With the amount of controls in the game, the button combinations on the PSP can be a bit slippery until you get used to them (I recommend using the MGS4-style control scheme, although the camera is tough to use at first), and it’s a shame that Peace Walker’s cutscenes are drawn rather than done in-engine. To their credit, both Ashley Wood and Yoji Shinkawa do a great job with the art, but overall the art direction lacks a little bit of the in-engine game’s punch (though the interactions keep things interesting). But these are minor points – Peace Walker’s imperfections don’t tarnish what’s otherwise a superbly-crafted game that’s every bit as Metal Gear as you would want or expect. Now, let’s cross our fingers for that PS3 version Kojima is considering…
RATING OUT OF 5 RATING DESCRIPTION 4.8 Graphics
Peace Walker is just about as good as a game can look on a PSP. There are numerous times when it doesn’t even look like a portable game. Pity the cutscenes are comic book-style rather than in-engine. 4.0 Control
There’s a relatively steep learning curve for the manipulation of actions and camera, but once you get used to Peace Walker’s control idiosyncracies, it works pretty well./td> 5.0 Music / Sound FX / Voice Acting

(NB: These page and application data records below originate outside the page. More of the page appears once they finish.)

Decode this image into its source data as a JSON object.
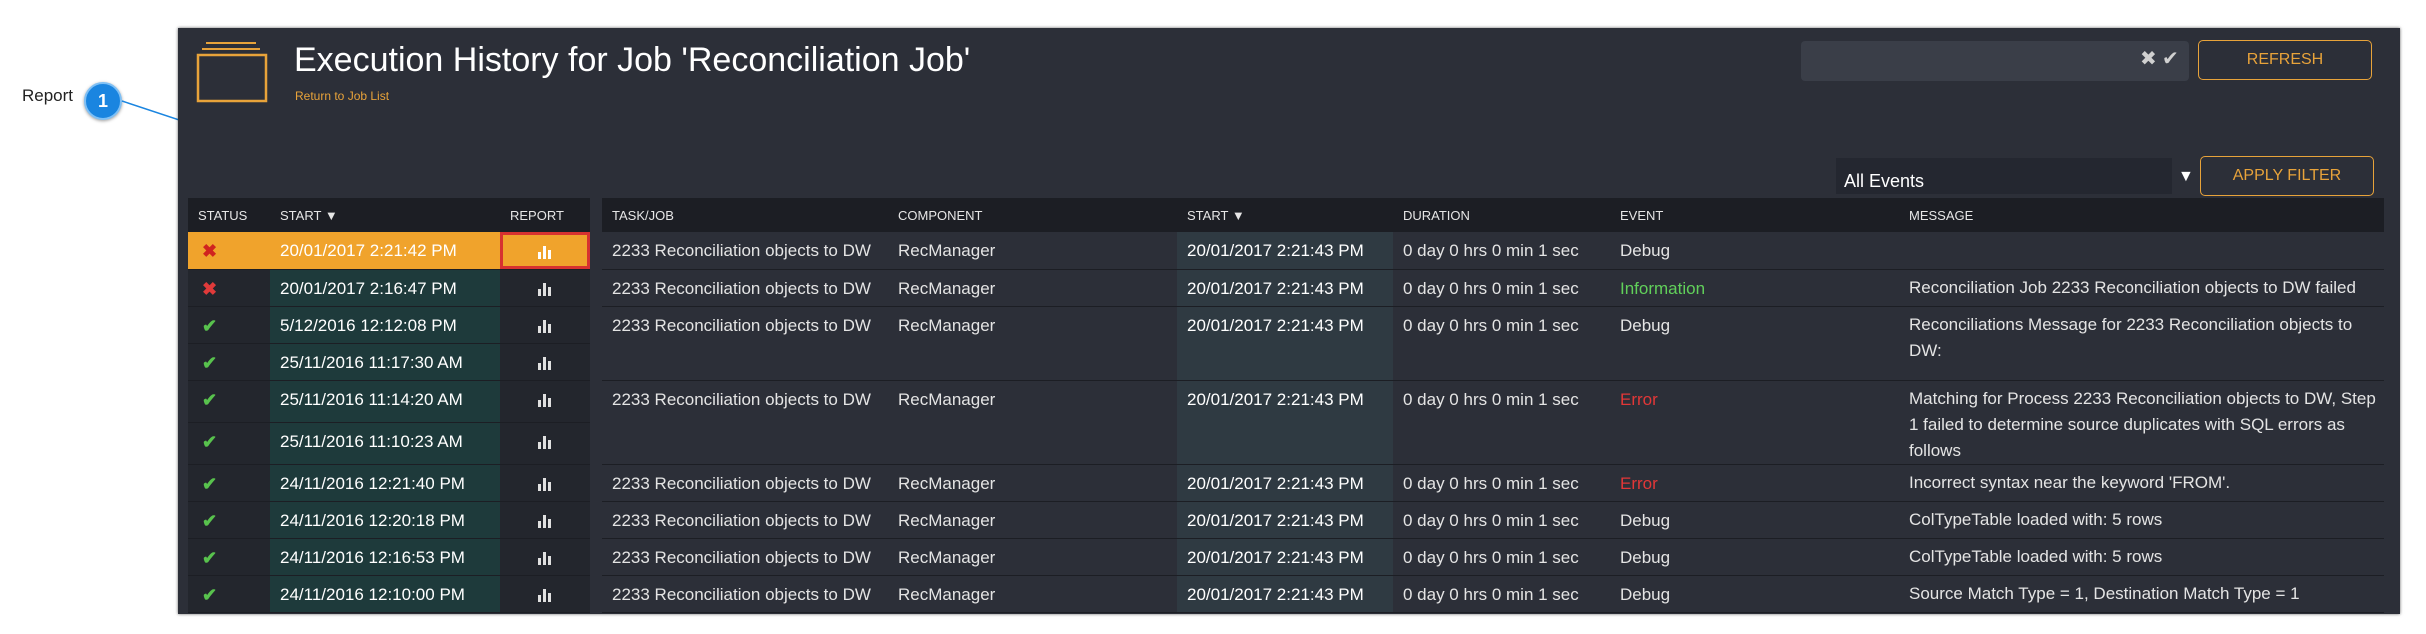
{
  "annotation": {
    "label": "Report",
    "badge": "1"
  },
  "header": {
    "title": "Execution History for Job 'Reconciliation Job'",
    "back_link": "Return to Job List"
  },
  "search": {
    "value": "",
    "clear_icon": "close-icon",
    "confirm_icon": "check-icon"
  },
  "buttons": {
    "refresh": "REFRESH",
    "apply_filter": "APPLY FILTER"
  },
  "filter": {
    "selected": "All Events"
  },
  "colors": {
    "accent": "#e8a33a",
    "error": "#e23737",
    "ok": "#58c24d",
    "info": "#61d05a",
    "panel": "#2c2f38"
  },
  "runs_table": {
    "headers": {
      "status": "STATUS",
      "start": "START",
      "report": "REPORT"
    },
    "rows": [
      {
        "status": "fail",
        "start": "20/01/2017 2:21:42 PM"
      },
      {
        "status": "fail",
        "start": "20/01/2017 2:16:47 PM"
      },
      {
        "status": "ok",
        "start": "5/12/2016 12:12:08 PM"
      },
      {
        "status": "ok",
        "start": "25/11/2016 11:17:30 AM"
      },
      {
        "status": "ok",
        "start": "25/11/2016 11:14:20 AM"
      },
      {
        "status": "ok",
        "start": "25/11/2016 11:10:23 AM"
      },
      {
        "status": "ok",
        "start": "24/11/2016 12:21:40 PM"
      },
      {
        "status": "ok",
        "start": "24/11/2016 12:20:18 PM"
      },
      {
        "status": "ok",
        "start": "24/11/2016 12:16:53 PM"
      },
      {
        "status": "ok",
        "start": "24/11/2016 12:10:00 PM"
      }
    ]
  },
  "events_table": {
    "headers": {
      "task": "TASK/JOB",
      "component": "COMPONENT",
      "start": "START",
      "duration": "DURATION",
      "event": "EVENT",
      "message": "MESSAGE"
    },
    "rows": [
      {
        "task": "2233 Reconciliation objects to DW",
        "component": "RecManager",
        "start": "20/01/2017 2:21:43 PM",
        "duration": "0 day 0 hrs 0 min 1 sec",
        "event": "Debug",
        "message": ""
      },
      {
        "task": "2233 Reconciliation objects to DW",
        "component": "RecManager",
        "start": "20/01/2017 2:21:43 PM",
        "duration": "0 day 0 hrs 0 min 1 sec",
        "event": "Information",
        "message": "Reconciliation Job 2233 Reconciliation objects to DW failed"
      },
      {
        "task": "2233 Reconciliation objects to DW",
        "component": "RecManager",
        "start": "20/01/2017 2:21:43 PM",
        "duration": "0 day 0 hrs 0 min 1 sec",
        "event": "Debug",
        "message": "Reconciliations Message for 2233 Reconciliation objects to DW:"
      },
      {
        "task": "2233 Reconciliation objects to DW",
        "component": "RecManager",
        "start": "20/01/2017 2:21:43 PM",
        "duration": "0 day 0 hrs 0 min 1 sec",
        "event": "Error",
        "message": "Matching for Process 2233 Reconciliation objects to DW, Step 1 failed to determine source duplicates with SQL errors as follows"
      },
      {
        "task": "2233 Reconciliation objects to DW",
        "component": "RecManager",
        "start": "20/01/2017 2:21:43 PM",
        "duration": "0 day 0 hrs 0 min 1 sec",
        "event": "Error",
        "message": "Incorrect syntax near the keyword 'FROM'."
      },
      {
        "task": "2233 Reconciliation objects to DW",
        "component": "RecManager",
        "start": "20/01/2017 2:21:43 PM",
        "duration": "0 day 0 hrs 0 min 1 sec",
        "event": "Debug",
        "message": "ColTypeTable loaded with: 5 rows"
      },
      {
        "task": "2233 Reconciliation objects to DW",
        "component": "RecManager",
        "start": "20/01/2017 2:21:43 PM",
        "duration": "0 day 0 hrs 0 min 1 sec",
        "event": "Debug",
        "message": "ColTypeTable loaded with: 5 rows"
      },
      {
        "task": "2233 Reconciliation objects to DW",
        "component": "RecManager",
        "start": "20/01/2017 2:21:43 PM",
        "duration": "0 day 0 hrs 0 min 1 sec",
        "event": "Debug",
        "message": "Source Match Type = 1, Destination Match Type = 1"
      }
    ]
  }
}
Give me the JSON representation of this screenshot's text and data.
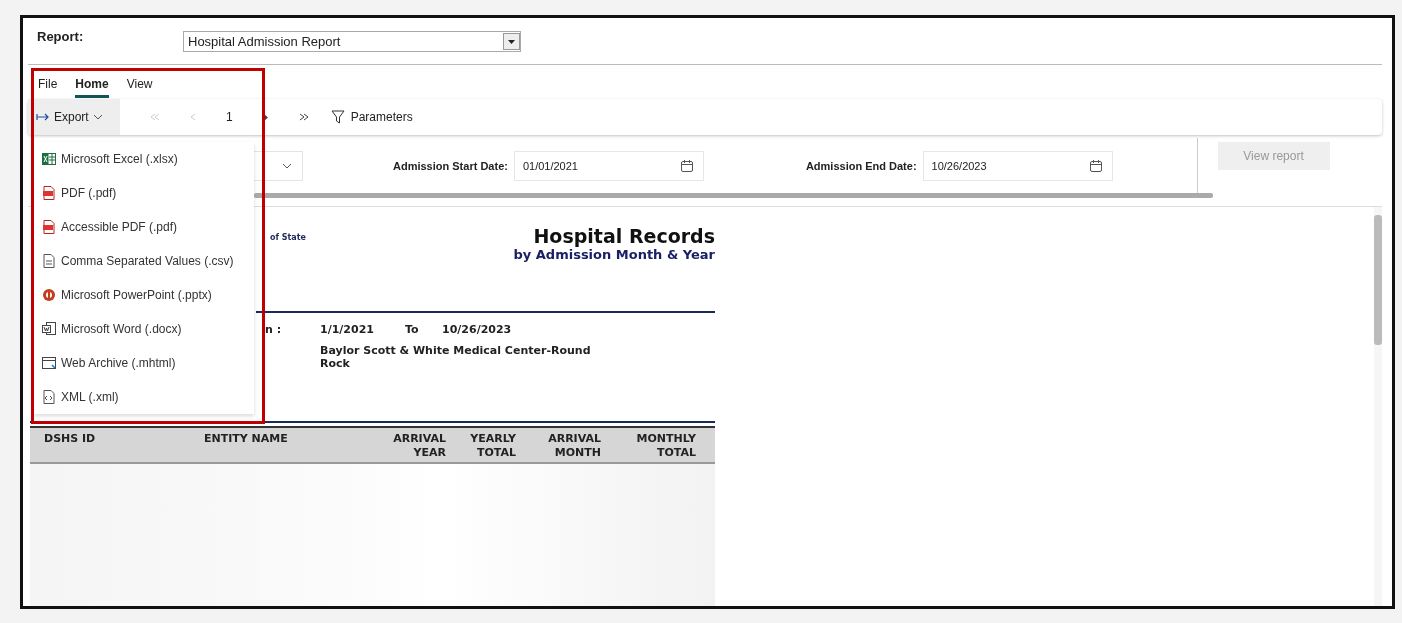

Metal Gear has always had incredible production values, particularly when it comes to voice acting – this one’s no exception. Kudos to Kojima and his team for including a memory install option to add voices to radio transmissions. 4.8 Play Value
Although the game’s difficulty gets really ramped up by the end, this is undeniably Metal Gear. Bonus for the Modern Warfare-style extra ops and various obligatory Easter eggs hidden here. 4.8 Overall Rating – Must Buy
Not an average. See Rating legend above for a final score breakdown.